  6. Assunção FB,  de Oliveira DCL,  Souza VF, M Nacif MS. Cardiac magnetic resonance and computed tomography in ischemic cardiomyopathy: An update. Radiol Bras.2016; 49(1): 26-34, doi: 10.1590/0100-3984.2014.0055
  7. Berman DSHachamovitch RShaw LJFriedman JDHayes SWThomson LE, et al. Roles of nuclear cardiology, cardiac computed tomography, and cardiac magnetic resonance: Assessment of patients with suspected coronary artery disease. J Nucl Med. 2006; 47:74–82.
  8. Goebel J, Seifert I, Nensa F, Schemuth HP, Maderwald S, Quick HH, et al. 2016. Can native T1 mapping differentiate between healthy and diffuse diseased myocardium in clinical routine cardiac MR imaging?
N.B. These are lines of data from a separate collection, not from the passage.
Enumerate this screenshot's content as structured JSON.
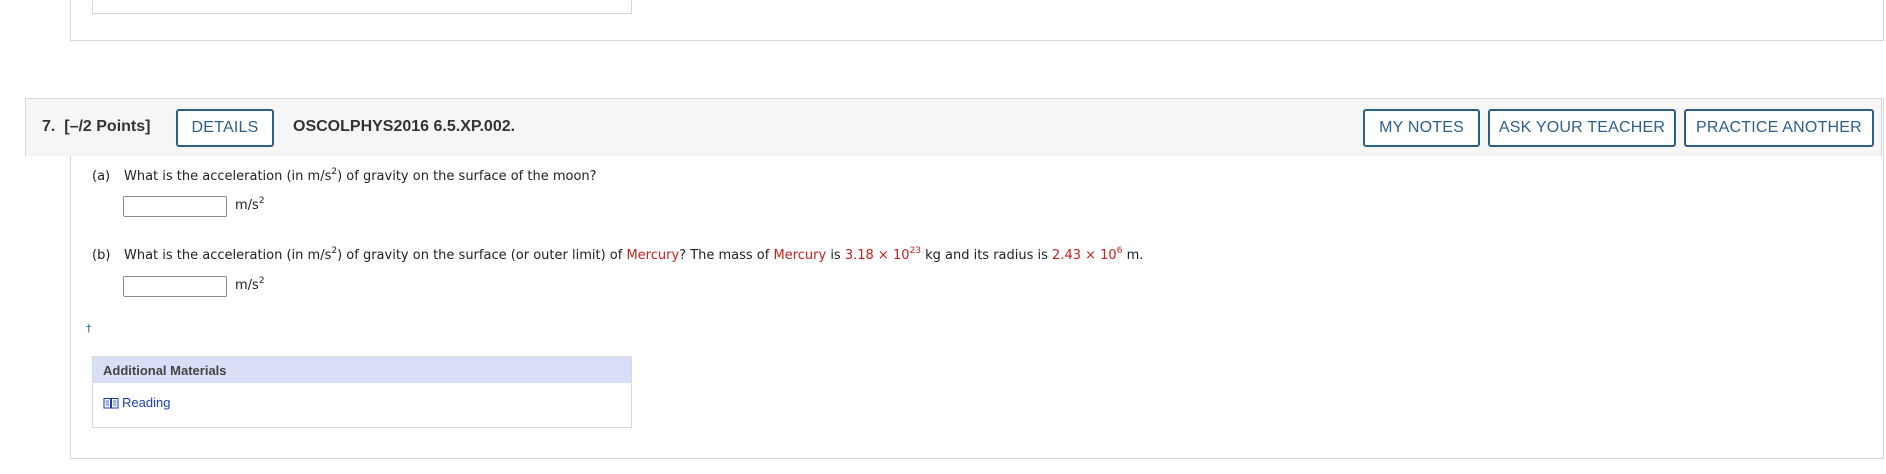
{
  "question": {
    "number_label": "7.",
    "points_label": "[–/2 Points]",
    "details_button": "DETAILS",
    "code": "OSCOLPHYS2016 6.5.XP.002.",
    "my_notes_button": "MY NOTES",
    "ask_teacher_button": "ASK YOUR TEACHER",
    "practice_another_button": "PRACTICE ANOTHER"
  },
  "part_a": {
    "label": "(a)",
    "text_1": "What is the acceleration (in m/s",
    "sup_1": "2",
    "text_2": ") of gravity on the surface of the moon?",
    "answer_value": "",
    "unit": "m/s",
    "unit_sup": "2"
  },
  "part_b": {
    "label": "(b)",
    "text_1": "What is the acceleration (in m/s",
    "sup_1": "2",
    "text_2": ") of gravity on the surface (or outer limit) of ",
    "planet_1": "Mercury",
    "text_3": "? The mass of ",
    "planet_2": "Mercury",
    "text_4": " is ",
    "mass_mantissa": "3.18 × 10",
    "mass_exp": "23",
    "text_5": " kg and its radius is ",
    "radius_mantissa": "2.43 × 10",
    "radius_exp": "6",
    "text_6": " m.",
    "answer_value": "",
    "unit": "m/s",
    "unit_sup": "2"
  },
  "footnote_mark": "†",
  "additional_materials": {
    "title": "Additional Materials",
    "link_label": "Reading"
  },
  "colors": {
    "accent": "#2d5f8a",
    "highlight_red": "#c8201e",
    "link_blue": "#1a3fb5",
    "materials_header_bg": "#d8def5"
  }
}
PLoS ONE 11(5): e0155591. https://doi.org/10.1371/journal.pone.0155591

19. Sano M, Satoh H, Suwa K, Saotome M, Urushida T, Katoh H, et al.  Intra-cardiac distribution of late gadolinium enhancement in cardiac sarcoidosis and dilated cardiomyopathy. World J Cardiol. 2016; 8(9): 496–503. doi:  10.4330/wjc.v8.i9.496
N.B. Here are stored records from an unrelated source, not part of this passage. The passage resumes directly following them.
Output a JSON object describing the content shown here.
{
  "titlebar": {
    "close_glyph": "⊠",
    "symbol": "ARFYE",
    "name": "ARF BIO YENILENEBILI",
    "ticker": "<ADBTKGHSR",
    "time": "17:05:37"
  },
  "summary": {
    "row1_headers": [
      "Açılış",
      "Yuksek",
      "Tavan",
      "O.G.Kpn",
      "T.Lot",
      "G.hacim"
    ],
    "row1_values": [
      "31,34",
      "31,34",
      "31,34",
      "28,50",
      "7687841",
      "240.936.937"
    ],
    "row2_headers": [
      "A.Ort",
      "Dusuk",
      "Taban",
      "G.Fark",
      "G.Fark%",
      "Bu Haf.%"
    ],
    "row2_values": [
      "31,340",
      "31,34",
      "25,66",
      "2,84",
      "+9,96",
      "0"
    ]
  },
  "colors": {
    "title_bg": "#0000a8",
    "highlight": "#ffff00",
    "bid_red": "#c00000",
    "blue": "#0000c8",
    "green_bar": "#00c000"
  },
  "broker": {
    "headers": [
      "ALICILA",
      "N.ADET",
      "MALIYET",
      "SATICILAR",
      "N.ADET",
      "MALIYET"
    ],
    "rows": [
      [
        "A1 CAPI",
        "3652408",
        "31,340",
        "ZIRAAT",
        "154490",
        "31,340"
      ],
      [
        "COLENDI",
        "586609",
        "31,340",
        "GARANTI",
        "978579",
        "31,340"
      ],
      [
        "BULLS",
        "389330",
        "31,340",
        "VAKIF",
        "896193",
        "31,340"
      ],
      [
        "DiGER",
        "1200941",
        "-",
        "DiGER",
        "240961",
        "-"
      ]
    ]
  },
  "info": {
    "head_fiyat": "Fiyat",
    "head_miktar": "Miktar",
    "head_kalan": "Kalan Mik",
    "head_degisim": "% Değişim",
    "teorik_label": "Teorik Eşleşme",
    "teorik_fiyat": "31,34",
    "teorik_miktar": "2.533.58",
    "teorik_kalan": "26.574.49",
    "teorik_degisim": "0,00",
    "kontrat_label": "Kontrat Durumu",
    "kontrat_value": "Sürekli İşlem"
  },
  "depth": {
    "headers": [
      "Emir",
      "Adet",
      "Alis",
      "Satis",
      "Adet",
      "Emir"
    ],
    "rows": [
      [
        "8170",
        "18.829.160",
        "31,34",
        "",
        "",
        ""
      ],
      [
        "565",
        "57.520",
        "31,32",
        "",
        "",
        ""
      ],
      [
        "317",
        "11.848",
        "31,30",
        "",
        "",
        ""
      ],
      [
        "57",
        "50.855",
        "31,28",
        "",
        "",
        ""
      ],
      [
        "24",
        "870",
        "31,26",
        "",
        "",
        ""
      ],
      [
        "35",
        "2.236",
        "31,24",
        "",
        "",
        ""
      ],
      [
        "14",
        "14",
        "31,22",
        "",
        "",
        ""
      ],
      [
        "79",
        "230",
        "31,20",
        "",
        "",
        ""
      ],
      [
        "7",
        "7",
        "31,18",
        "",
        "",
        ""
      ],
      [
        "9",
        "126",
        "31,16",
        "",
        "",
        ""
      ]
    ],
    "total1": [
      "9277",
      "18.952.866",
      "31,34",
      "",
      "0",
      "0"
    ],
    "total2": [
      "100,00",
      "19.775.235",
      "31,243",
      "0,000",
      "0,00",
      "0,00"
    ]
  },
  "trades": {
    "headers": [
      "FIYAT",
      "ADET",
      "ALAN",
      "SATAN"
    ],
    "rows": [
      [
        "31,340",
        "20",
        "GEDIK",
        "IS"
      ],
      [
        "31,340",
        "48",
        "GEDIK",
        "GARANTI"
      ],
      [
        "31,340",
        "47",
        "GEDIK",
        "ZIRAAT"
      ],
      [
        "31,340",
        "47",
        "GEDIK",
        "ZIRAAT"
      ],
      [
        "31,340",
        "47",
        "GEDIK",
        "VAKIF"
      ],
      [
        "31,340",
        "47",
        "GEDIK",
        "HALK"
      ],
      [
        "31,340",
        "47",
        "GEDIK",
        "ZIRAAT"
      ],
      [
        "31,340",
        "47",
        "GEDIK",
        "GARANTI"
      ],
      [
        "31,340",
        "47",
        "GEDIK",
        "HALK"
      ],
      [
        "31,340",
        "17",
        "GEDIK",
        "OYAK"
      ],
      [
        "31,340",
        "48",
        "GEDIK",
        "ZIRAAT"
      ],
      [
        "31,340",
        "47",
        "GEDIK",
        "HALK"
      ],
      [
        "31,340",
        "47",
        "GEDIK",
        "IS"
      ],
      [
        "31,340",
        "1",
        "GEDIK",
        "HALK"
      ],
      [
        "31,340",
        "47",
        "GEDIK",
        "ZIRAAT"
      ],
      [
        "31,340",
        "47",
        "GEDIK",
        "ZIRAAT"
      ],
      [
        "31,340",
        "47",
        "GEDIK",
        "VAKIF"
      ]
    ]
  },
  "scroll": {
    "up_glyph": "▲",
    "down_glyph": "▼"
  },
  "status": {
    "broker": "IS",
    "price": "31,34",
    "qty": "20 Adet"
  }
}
  1. Mikami Y, Cornhill A, Heydari B, Joncas SX, Almehmadi F, Zahrani M, et al. Objective criteria for septal fibrosis in non-ischemic dilated cardiomyopathy: validated for the prediction of future cardiovascular events. J Cardiovasc Magn Reson 2016; 18:82, doi:10.1186/s12968-016-0300-z
  2. Okada ANakajima IMorita YInoue YYKamakura TWada M, et al. Diagnostic value of right ventricular dysfunction in tachycardia-induced cardiomyopathy using cardiac magnetic resonance imaging, Circ. J 2016;80:2141-2148, doi:10.1253/circj. CJ-16-0532

22.  Kwong R, Sara P, Sharmila D. Multimodality imaging in the assessment of myocardial viability. Heart Fail Rev. 2011; 16(4): 381–395. doi:  10.1007/s10741-010-9201-7
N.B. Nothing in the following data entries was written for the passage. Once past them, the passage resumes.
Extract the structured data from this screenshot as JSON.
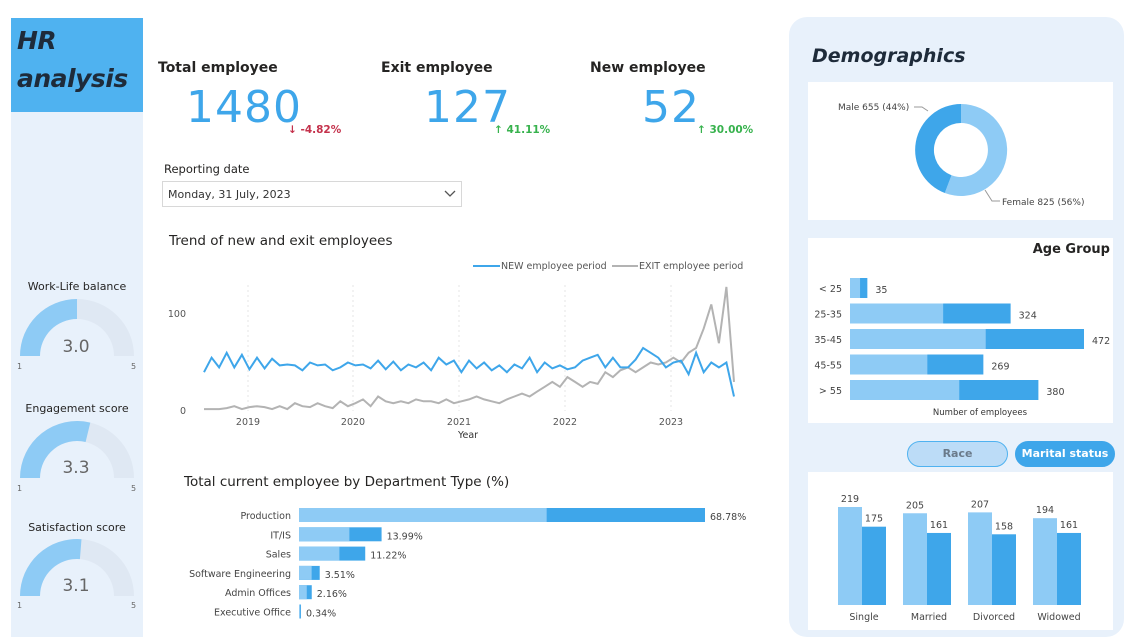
{
  "brand": {
    "line1": "HR",
    "line2": "analysis"
  },
  "gauges": [
    {
      "title": "Work-Life balance",
      "value": "3.0",
      "min": "1",
      "max": "5",
      "level": 3.0
    },
    {
      "title": "Engagement score",
      "value": "3.3",
      "min": "1",
      "max": "5",
      "level": 3.3
    },
    {
      "title": "Satisfaction score",
      "value": "3.1",
      "min": "1",
      "max": "5",
      "level": 3.1
    }
  ],
  "kpis": [
    {
      "label": "Total employee",
      "value": "1480",
      "delta": "-4.82%",
      "direction": "down",
      "delta_color": "#c4314b"
    },
    {
      "label": "Exit employee",
      "value": "127",
      "delta": "41.11%",
      "direction": "up",
      "delta_color": "#37b24d"
    },
    {
      "label": "New employee",
      "value": "52",
      "delta": "30.00%",
      "direction": "up",
      "delta_color": "#37b24d"
    }
  ],
  "reporting": {
    "label": "Reporting date",
    "value": "Monday, 31 July, 2023",
    "icon": "chevron-down-icon"
  },
  "colors": {
    "accent": "#3ea6ea",
    "accent_light": "#8ecbf5",
    "grey_line": "#b3b3b3",
    "panel": "#e8f1fb"
  },
  "demographics": {
    "title": "Demographics"
  },
  "toggle": {
    "race": "Race",
    "marital": "Marital status"
  },
  "chart_data": [
    {
      "type": "line",
      "title": "Trend of new and exit employees",
      "xlabel": "Year",
      "ylabel": "",
      "x_ticks": [
        "2019",
        "2020",
        "2021",
        "2022",
        "2023"
      ],
      "y_ticks": [
        "0",
        "100"
      ],
      "ylim": [
        0,
        130
      ],
      "legend": "top-right",
      "series": [
        {
          "name": "NEW employee period",
          "color": "#3ea6ea",
          "values": [
            40,
            55,
            45,
            60,
            45,
            58,
            43,
            55,
            44,
            54,
            47,
            48,
            47,
            42,
            50,
            47,
            48,
            42,
            45,
            50,
            47,
            48,
            44,
            52,
            43,
            51,
            42,
            48,
            45,
            50,
            42,
            55,
            48,
            52,
            40,
            52,
            44,
            50,
            42,
            47,
            40,
            48,
            44,
            55,
            40,
            50,
            44,
            47,
            43,
            45,
            52,
            55,
            58,
            45,
            55,
            45,
            45,
            53,
            65,
            60,
            55,
            45,
            50,
            52,
            38,
            60,
            40,
            50,
            45,
            50,
            15
          ]
        },
        {
          "name": "EXIT employee period",
          "color": "#b3b3b3",
          "values": [
            2,
            2,
            2,
            3,
            5,
            2,
            4,
            5,
            4,
            2,
            5,
            2,
            8,
            5,
            4,
            8,
            5,
            3,
            10,
            5,
            8,
            12,
            5,
            15,
            10,
            8,
            10,
            8,
            12,
            10,
            10,
            8,
            12,
            8,
            10,
            12,
            15,
            12,
            10,
            8,
            12,
            15,
            18,
            15,
            20,
            25,
            30,
            25,
            35,
            30,
            25,
            30,
            28,
            40,
            35,
            42,
            45,
            40,
            45,
            50,
            48,
            50,
            55,
            50,
            60,
            65,
            85,
            110,
            70,
            128,
            30
          ]
        }
      ]
    },
    {
      "type": "bar",
      "title": "Total current employee by Department Type (%)",
      "categories": [
        "Production",
        "IT/IS",
        "Sales",
        "Software Engineering",
        "Admin Offices",
        "Executive Office"
      ],
      "values": [
        68.78,
        13.99,
        11.22,
        3.51,
        2.16,
        0.34
      ],
      "labels": [
        "68.78%",
        "13.99%",
        "11.22%",
        "3.51%",
        "2.16%",
        "0.34%"
      ]
    },
    {
      "type": "pie",
      "categories": [
        "Male",
        "Female"
      ],
      "values": [
        655,
        825
      ],
      "labels": [
        "Male 655 (44%)",
        "Female 825 (56%)"
      ]
    },
    {
      "type": "bar",
      "title": "Age Group",
      "xlabel": "Number of employees",
      "categories": [
        "< 25",
        "25-35",
        "35-45",
        "45-55",
        "> 55"
      ],
      "values": [
        35,
        324,
        472,
        269,
        380
      ]
    },
    {
      "type": "bar",
      "categories": [
        "Single",
        "Married",
        "Divorced",
        "Widowed"
      ],
      "series": [
        {
          "values": [
            219,
            205,
            207,
            194
          ]
        },
        {
          "values": [
            175,
            161,
            158,
            161
          ]
        }
      ]
    }
  ]
}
  1. Maurizio G, Nuno C, Antonello D’A, Oliver B, Bernard C, Laurent D, et al. The multi-modality cardiac imaging approach to the Athlete’s heart: an expert consensus of the European Association of Cardiovascular Imaging. Eur Heart J Cardiovasc Imaging. 2015;16:353 doi:10.1093/ehjci/jeu323
  2. Schwab JRogg HJPauschinger MFessele KBareiter TBär I,et al. Functional and Morphological Parameters with Tissue Characterization of Cardiovascular Magnetic Imaging in Clinically Verified “Infarct-like Myocarditis”. Rofo.2016;188(4):365-73. doi: 10.1055/s-0041-108200.
  3. NguyenC, Minjie L, Zhaoyang F, Xiaoming B, Peter K, Shihua Z, et al. Contrast-free detection of myocardial fibrosis in hypertrophic cardiomyopathy patients with diffusion-weighted cardiovascular magnetic resonance. Journal of Cardiovascular Magnetic Resonance201517:107, https://doi.org/10.1186/s12968-015-0214-1
  4. Dungu JN, Oswaldo V, Jennifer H., Simon D. J. G, Dorota R, Janet A. G, et al. CMR-Based Differentiation of AL and ATTR Cardiac Amyloidosis. 2014; Jacc: cardiovascular imaging vol. 7, issue 2, DOI:10.1016/j.jcmg.2013.08.015
  5. Ferreira VMPiechnik SKDall’Armellina EKaramitsos TDFrancis JMNtusi N, et al. T(1) mapping for the diagnosis of acute myocarditis using CMR: comparison to T2-weighted and late gadolinium enhanced imaging. JACC Cardiovasc Imaging.2013;6(10):1048-1058. doi: 10.1016/j.jcmg.2013.03.008.
  6. Choi Y, Kim SM, Lee S-C, Chang S, Jang SY, Choe YH. Quantification of left ventricular trabeculae using cardiovascular magnetic resonance for the diagnosis of left ventricular non-compaction: evaluation of trabecular volume and refined semi-quantitative criteria. J Cardiovasc Magn Reson 2016; 18:24, doi:10.1186/s12968-016-0245-2
  7. Gulsin GS, Shetye A, Khoo J, Swarbrick DJ, Levelt E, Lai FY, et al. Does stress perfusion imaging improve the diagnostic accuracy of late gadolinium-enhanced cardiac magnetic resonance for establishing the etiology of heart failure? BMC Cardiovasc Dis 2017; 17:98. doi:10.1186/s12872-017-0529-y
  8. Heo R, Nakazato R, Kalra D, Min JK. Noninvasive imaging in coronary artery disease. Semin Nucl Med. 2014;44(5):398-409, doi:10.1053/semnuclmed.2014.05.004
  9. Hamirani YS, Kramer CM. Cardiac MRI assessment of myocardial perfusion. Future Cardiol. 2014;10(3):349-358, doi:  10.2217/fca.14.18

 

Post a comment: